(Listed entries)
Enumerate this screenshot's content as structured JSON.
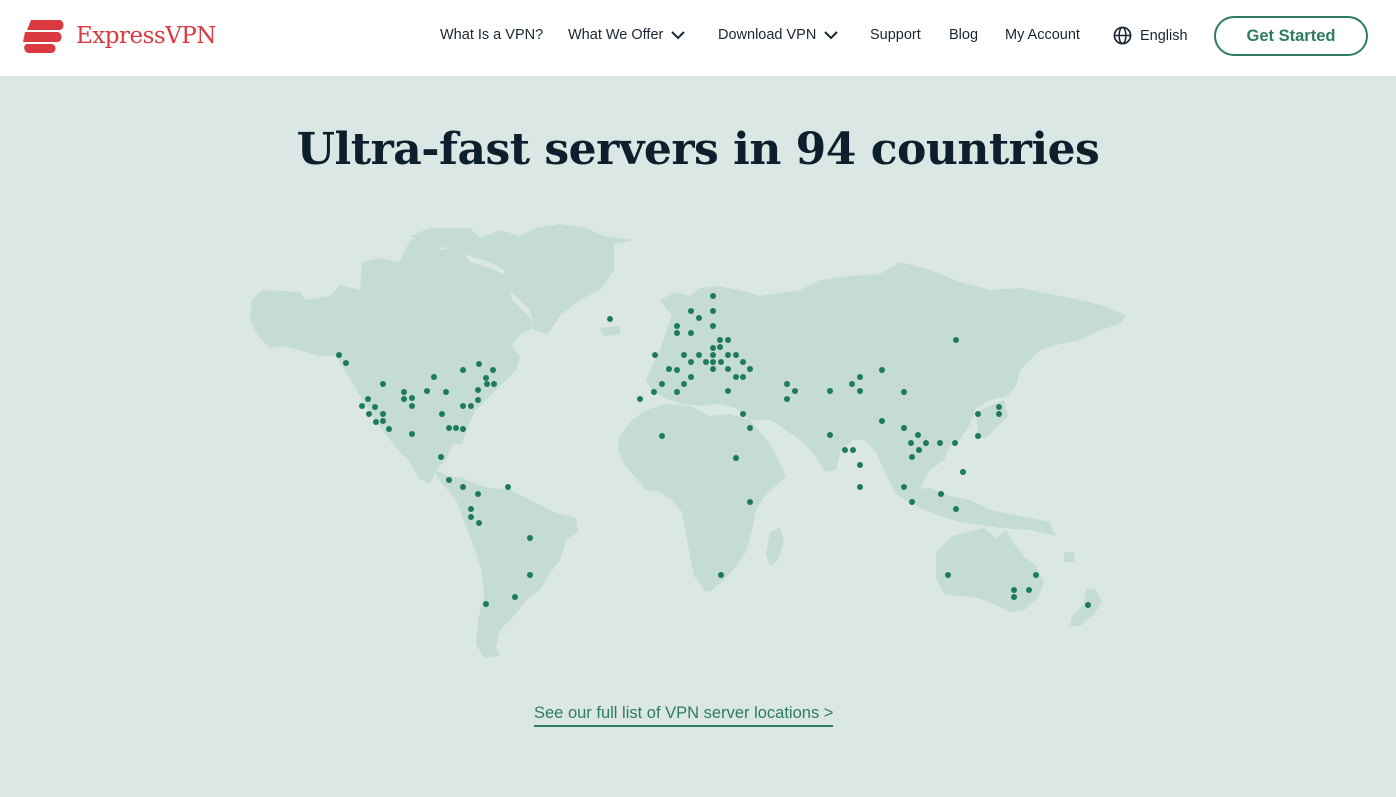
{
  "header": {
    "brand": "ExpressVPN",
    "nav": [
      {
        "label": "What Is a VPN?",
        "has_dropdown": false
      },
      {
        "label": "What We Offer",
        "has_dropdown": true
      },
      {
        "label": "Download VPN",
        "has_dropdown": true
      },
      {
        "label": "Support",
        "has_dropdown": false
      },
      {
        "label": "Blog",
        "has_dropdown": false
      },
      {
        "label": "My Account",
        "has_dropdown": false
      }
    ],
    "language": {
      "icon": "globe-icon",
      "label": "English"
    },
    "cta_label": "Get Started"
  },
  "main": {
    "title": "Ultra-fast servers in 94 countries",
    "map": {
      "land_color": "#c5dbd5",
      "dot_color": "#1d7a5c",
      "background": "#dae7e5"
    },
    "link_label": "See our full list of VPN server locations >"
  },
  "colors": {
    "brand_red": "#da3940",
    "accent_green": "#2f7a64",
    "text_dark": "#0d1f2d"
  }
}
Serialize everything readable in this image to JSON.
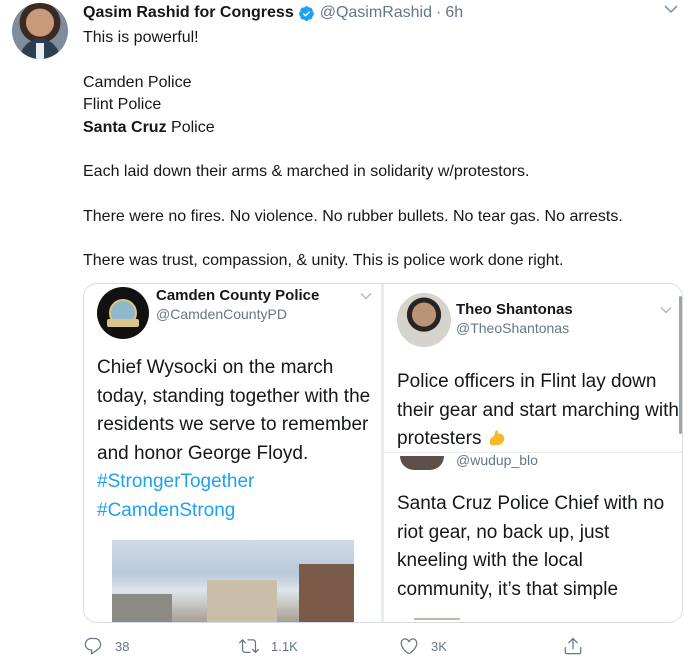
{
  "tweet": {
    "author_name": "Qasim Rashid for Congress",
    "handle": "@QasimRashid",
    "separator": "·",
    "time": "6h",
    "lines": {
      "l1": "This is powerful!",
      "l2": "Camden Police",
      "l3": "Flint Police",
      "l4_bold": "Santa Cruz",
      "l4_rest": " Police",
      "l5": "Each laid down their arms & marched in solidarity w/protestors.",
      "l6": "There were no fires. No violence. No rubber bullets. No tear gas. No arrests.",
      "l7": "There was trust, compassion, & unity. This is police work done right."
    }
  },
  "embed_left": {
    "name": "Camden County Police",
    "handle": "@CamdenCountyPD",
    "text": "Chief Wysocki on the march today, standing together with the residents we serve to remember and honor George Floyd.",
    "hashtag1": "#StrongerTogether",
    "hashtag2": "#CamdenStrong"
  },
  "embed_right_top": {
    "name": "Theo Shantonas",
    "handle": "@TheoShantonas",
    "text": "Police officers in Flint lay down their gear and start marching with protesters",
    "emoji": "flexed-biceps-icon"
  },
  "embed_right_bottom": {
    "handle": "@wudup_blo",
    "text": "Santa Cruz Police Chief with no riot gear, no back up, just kneeling with the local community, it’s that simple"
  },
  "actions": {
    "replies": "38",
    "retweets": "1.1K",
    "likes": "3K"
  },
  "colors": {
    "accent": "#1da1f2",
    "muted": "#657786",
    "text": "#14171a"
  }
}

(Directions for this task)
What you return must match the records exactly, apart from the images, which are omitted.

(Answer)
Enumerate this screenshot's content as structured JSON.
{
  "header": {
    "brand": "ExpressVPN",
    "nav": [
      {
        "label": "What Is a VPN?",
        "has_dropdown": false
      },
      {
        "label": "What We Offer",
        "has_dropdown": true
      },
      {
        "label": "Download VPN",
        "has_dropdown": true
      },
      {
        "label": "Support",
        "has_dropdown": false
      },
      {
        "label": "Blog",
        "has_dropdown": false
      },
      {
        "label": "My Account",
        "has_dropdown": false
      }
    ],
    "language": {
      "icon": "globe-icon",
      "label": "English"
    },
    "cta_label": "Get Started"
  },
  "main": {
    "title": "Ultra-fast servers in 94 countries",
    "map": {
      "land_color": "#c5dbd5",
      "dot_color": "#1d7a5c",
      "background": "#dae7e5"
    },
    "link_label": "See our full list of VPN server locations >"
  },
  "colors": {
    "brand_red": "#da3940",
    "accent_green": "#2f7a64",
    "text_dark": "#0d1f2d"
  }
}
Serialize everything readable in this image to JSON.
{
  "tweet": {
    "author_name": "Qasim Rashid for Congress",
    "handle": "@QasimRashid",
    "separator": "·",
    "time": "6h",
    "lines": {
      "l1": "This is powerful!",
      "l2": "Camden Police",
      "l3": "Flint Police",
      "l4_bold": "Santa Cruz",
      "l4_rest": " Police",
      "l5": "Each laid down their arms & marched in solidarity w/protestors.",
      "l6": "There were no fires. No violence. No rubber bullets. No tear gas. No arrests.",
      "l7": "There was trust, compassion, & unity. This is police work done right."
    }
  },
  "embed_left": {
    "name": "Camden County Police",
    "handle": "@CamdenCountyPD",
    "text": "Chief Wysocki on the march today, standing together with the residents we serve to remember and honor George Floyd.",
    "hashtag1": "#StrongerTogether",
    "hashtag2": "#CamdenStrong"
  },
  "embed_right_top": {
    "name": "Theo Shantonas",
    "handle": "@TheoShantonas",
    "text": "Police officers in Flint lay down their gear and start marching with protesters",
    "emoji": "flexed-biceps-icon"
  },
  "embed_right_bottom": {
    "handle": "@wudup_blo",
    "text": "Santa Cruz Police Chief with no riot gear, no back up, just kneeling with the local community, it’s that simple"
  },
  "actions": {
    "replies": "38",
    "retweets": "1.1K",
    "likes": "3K"
  },
  "colors": {
    "accent": "#1da1f2",
    "muted": "#657786",
    "text": "#14171a"
  }
}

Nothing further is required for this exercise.